Biden Administration Restores Protections for Three National Monuments
WASHINGTON (October 8, 2021) – Today, President Biden signed proclamations to restore protections for three national monuments—Northeast Canyons and Seamounts off the coast of New England, as well as Bears Ears and Grand Staircase-Escalante in Utah.
“This is a victory, not just for seabirds like Atlantic Puffins, but also for many coastal communities in New England that depend on a healthy ocean,” said Dr. Donald Lyons, director of conservation science for Audubon’s Seabird Institute. “Northeast Canyons and Seamounts is a critical place that allows seabirds to rest and stock up on fish during the harsh winter. The unique habitats there also support abundant populations of fish, whales, and other marine life that are vital to our coastal economy.”
President Trump signed a proclamation last year to open the Northeast Canyons and Seamounts Marine National Monument to commercial fishing. This rollback increased the risk of seabirds getting hooked on a fishing line or caught in a net and reduced the amount of fish available for them to eat. Audubon’s Seabird Institute was instrumental in uncovering that Maine’s recently restored populations of Atlantic Puffins rely on this monument to stock up on fish in winter months.
Today’s decision follows a report from Interior Secretary Deb Haaland with recommendations on whether to restore the boundaries and protections of each monument. The Trump Administration downsized Bears Ears by 85 percent and Grand Staircase-Escalante by nearly 50 percent.
Bears Ears and Grand Staircase-Escalante National Monuments are sacred places and the traditional lands of Native American tribal nations. These monuments are also public lands, home to several climate-threatened birds like the Golden Eagle, Pinyon Jay, Hairy Woodpecker, and Mountain Bluebird. Restoring national monument status protects sacred places for birds and people.
“President Biden is reestablishing a longstanding national commitment to protect our most special places and acknowledging the leadership of tribal nations who steward these lands,” said Christopher Simmons, senior manager of public lands policy for National Audubon Society. “In addition to their important role in our ongoing history and collective culture, these protected spaces provide hundreds of bird species and other wildlife with relief from threats like habitat loss and climate change.”

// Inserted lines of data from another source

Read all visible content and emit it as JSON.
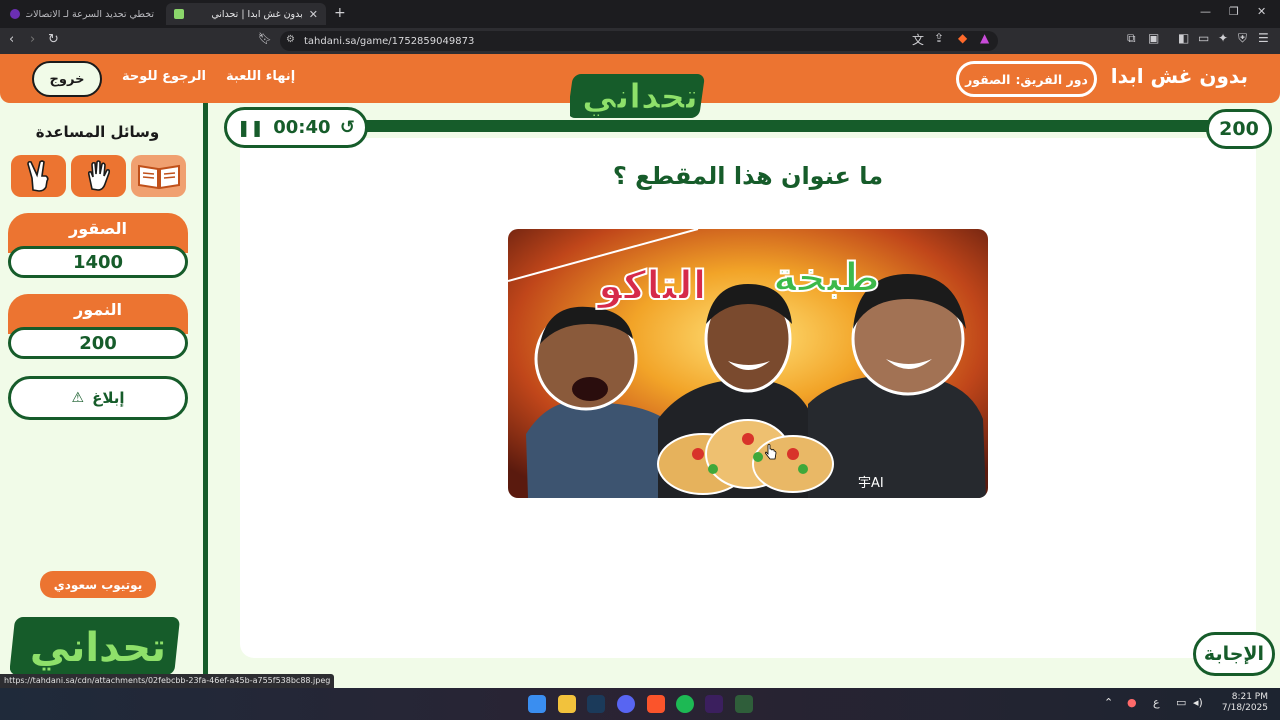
{
  "browser": {
    "tabs": [
      {
        "title": "تخطي تحديد السرعة لـ الاتصالات السعو",
        "active": false
      },
      {
        "title": "بدون غش ابدا | تحداني",
        "active": true
      }
    ],
    "url": "tahdani.sa/game/1752859049873",
    "status_url": "https://tahdani.sa/cdn/attachments/02febcbb-23fa-46ef-a45b-a755f538bc88.jpeg"
  },
  "header": {
    "brand": "بدون غش ابدا",
    "turn_label": "دور الفريق:",
    "turn_team": "الصقور",
    "logo_text": "تحداني",
    "end_game": "إنهاء اللعبة",
    "back_to_board": "الرجوع للوحة",
    "exit": "خروج"
  },
  "sidebar": {
    "aids_title": "وسائل المساعدة",
    "aids": [
      {
        "icon": "open-book-icon",
        "enabled": false
      },
      {
        "icon": "raised-hand-icon",
        "enabled": true
      },
      {
        "icon": "two-fingers-icon",
        "enabled": true
      }
    ],
    "teams": [
      {
        "name": "الصقور",
        "score": "1400"
      },
      {
        "name": "النمور",
        "score": "200"
      }
    ],
    "report": "إبلاغ",
    "channel": "يوتيوب سعودي",
    "logo_text": "تحداني"
  },
  "game": {
    "timer": "00:40",
    "points": "200",
    "question": "ما عنوان هذا المقطع ؟",
    "image_text_left": "طبخة",
    "image_text_right": "التاكو",
    "image_shirt_text": "宇AI",
    "answer": "الإجابة"
  },
  "taskbar": {
    "time": "8:21 PM",
    "date": "7/18/2025",
    "lang": "ع"
  },
  "colors": {
    "orange": "#ec7431",
    "green": "#165c2a",
    "mint": "#f1fbe8"
  }
}
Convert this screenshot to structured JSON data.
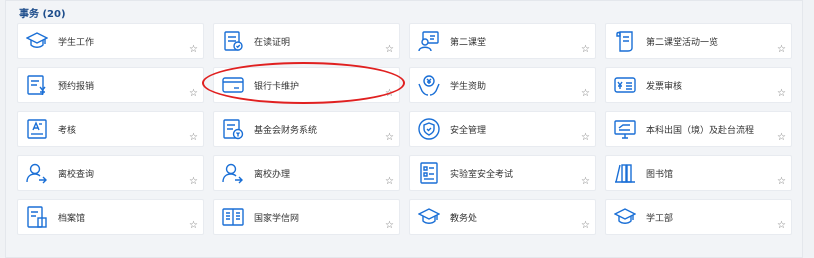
{
  "section": {
    "title": "事务 (20)"
  },
  "star_glyph": "☆",
  "accent_color": "#1a6fd6",
  "highlight_color": "#e02020",
  "cards": [
    {
      "label": "学生工作",
      "icon": "graduation-cap-icon"
    },
    {
      "label": "在读证明",
      "icon": "certificate-document-icon"
    },
    {
      "label": "第二课堂",
      "icon": "presenter-board-icon"
    },
    {
      "label": "第二课堂活动一览",
      "icon": "scroll-document-icon"
    },
    {
      "label": "预约报销",
      "icon": "reimbursement-document-icon"
    },
    {
      "label": "银行卡维护",
      "icon": "bank-card-icon"
    },
    {
      "label": "学生资助",
      "icon": "hands-coin-icon"
    },
    {
      "label": "发票审核",
      "icon": "invoice-icon"
    },
    {
      "label": "考核",
      "icon": "assessment-icon"
    },
    {
      "label": "基金会财务系统",
      "icon": "foundation-finance-icon"
    },
    {
      "label": "安全管理",
      "icon": "shield-icon"
    },
    {
      "label": "本科出国（境）及赴台流程",
      "icon": "travel-monitor-icon"
    },
    {
      "label": "离校查询",
      "icon": "user-arrow-icon"
    },
    {
      "label": "离校办理",
      "icon": "user-arrow-icon"
    },
    {
      "label": "实验室安全考试",
      "icon": "lab-exam-icon"
    },
    {
      "label": "图书馆",
      "icon": "library-books-icon"
    },
    {
      "label": "档案馆",
      "icon": "archive-icon"
    },
    {
      "label": "国家学信网",
      "icon": "open-book-icon"
    },
    {
      "label": "教务处",
      "icon": "graduation-cap-icon"
    },
    {
      "label": "学工部",
      "icon": "graduation-cap-icon"
    }
  ]
}
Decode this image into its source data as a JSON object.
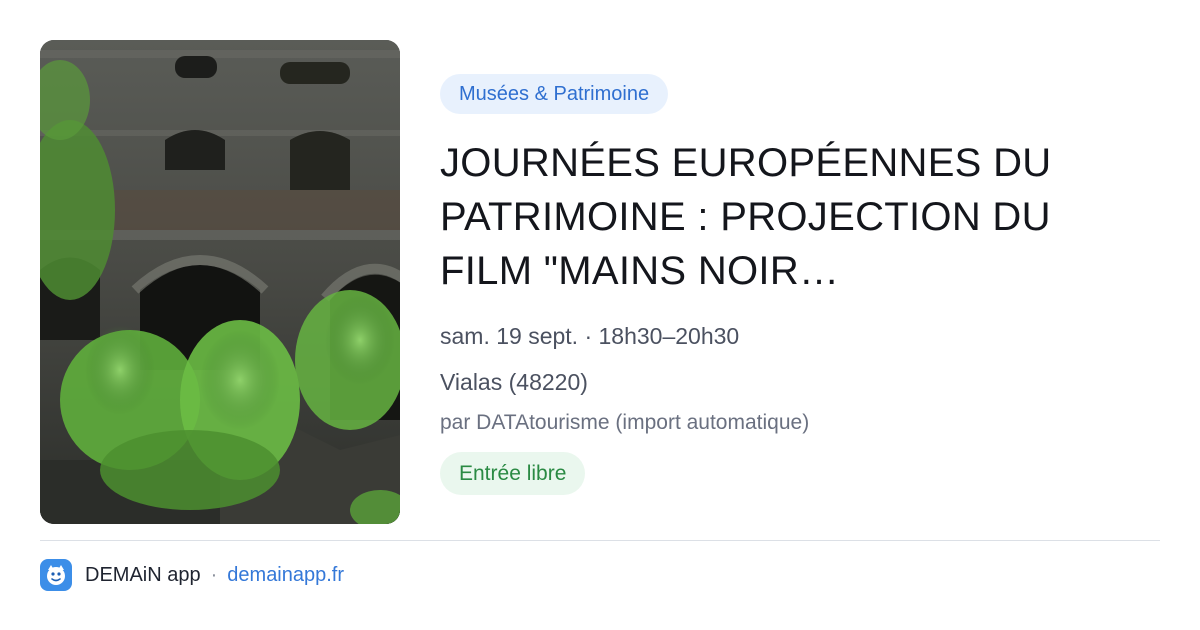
{
  "event": {
    "category": "Musées & Patrimoine",
    "title": "JOURNÉES EUROPÉENNES DU PATRIMOINE : PROJECTION DU FILM \"MAINS NOIR…",
    "datetime": "sam. 19 sept. · 18h30–20h30",
    "location": "Vialas (48220)",
    "source": "par DATAtourisme (import automatique)",
    "price": "Entrée libre"
  },
  "footer": {
    "app_name": "DEMAiN app",
    "separator": "·",
    "domain": "demainapp.fr"
  },
  "colors": {
    "category_bg": "#e8f1fd",
    "category_text": "#2f6fd0",
    "price_bg": "#eaf7ee",
    "price_text": "#2a8a43",
    "link": "#3478d8",
    "app_icon": "#3c8ee8"
  },
  "icons": {
    "app_icon": "demain-app-icon",
    "photo": "stone-ruins-with-ferns-photo"
  }
}
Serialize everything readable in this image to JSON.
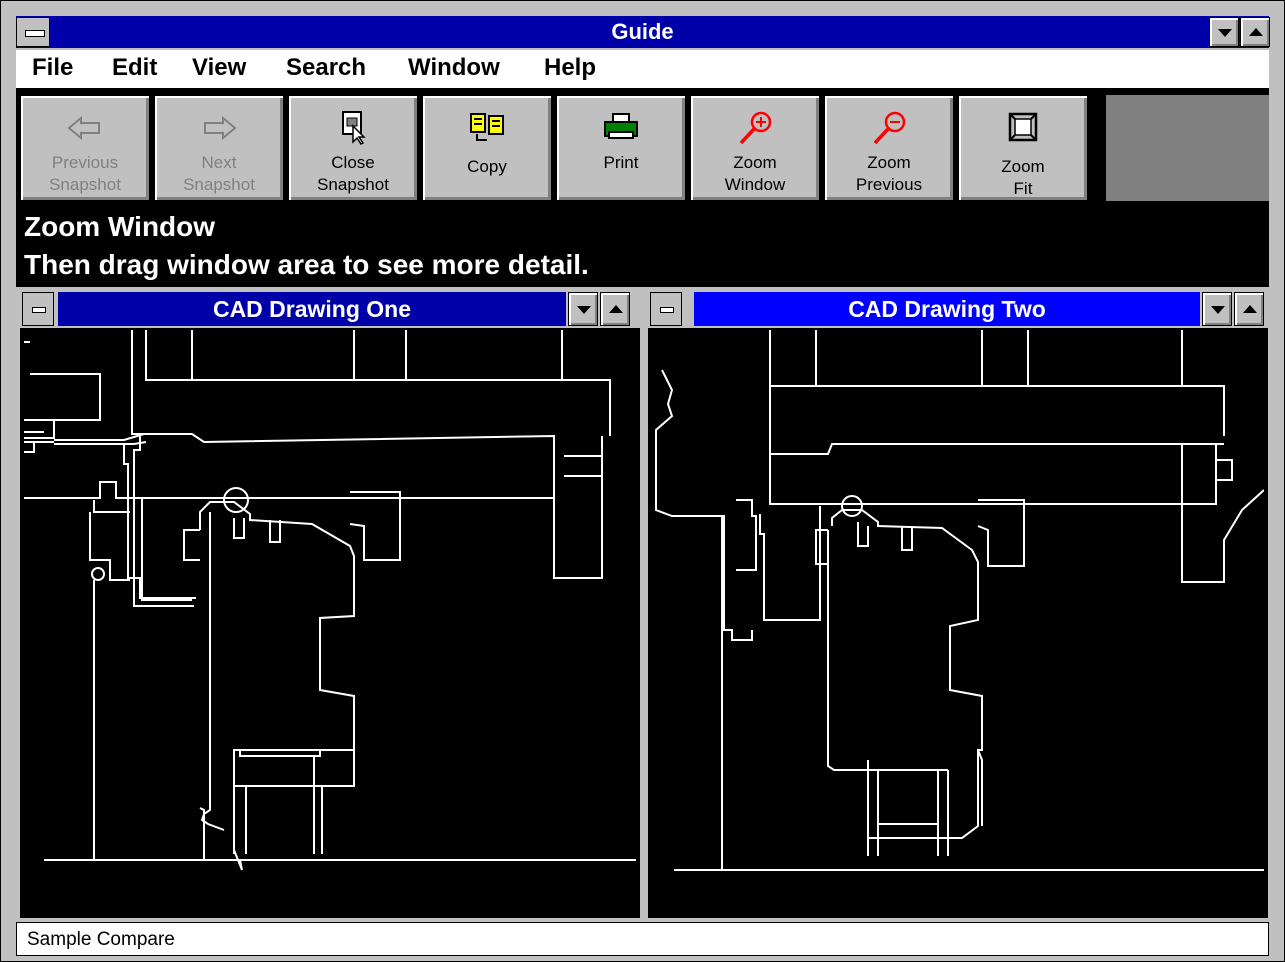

The National Audubon Society protects birds and the places they need, today and tomorrow. Audubon works throughout the Americas using science, advocacy, education, and on-the-ground conservation. State programs, nature centers, chapters, and partners give Audubon an unparalleled wingspan that reaches millions of people each year to inform, inspire, and unite diverse communities in conservation action. A nonprofit conservation organization since 1905, Audubon believes in a world in which people and wildlife thrive. Learn more at www.audubon.org and on Facebook, Twitter and Instagram at @audubonsociety.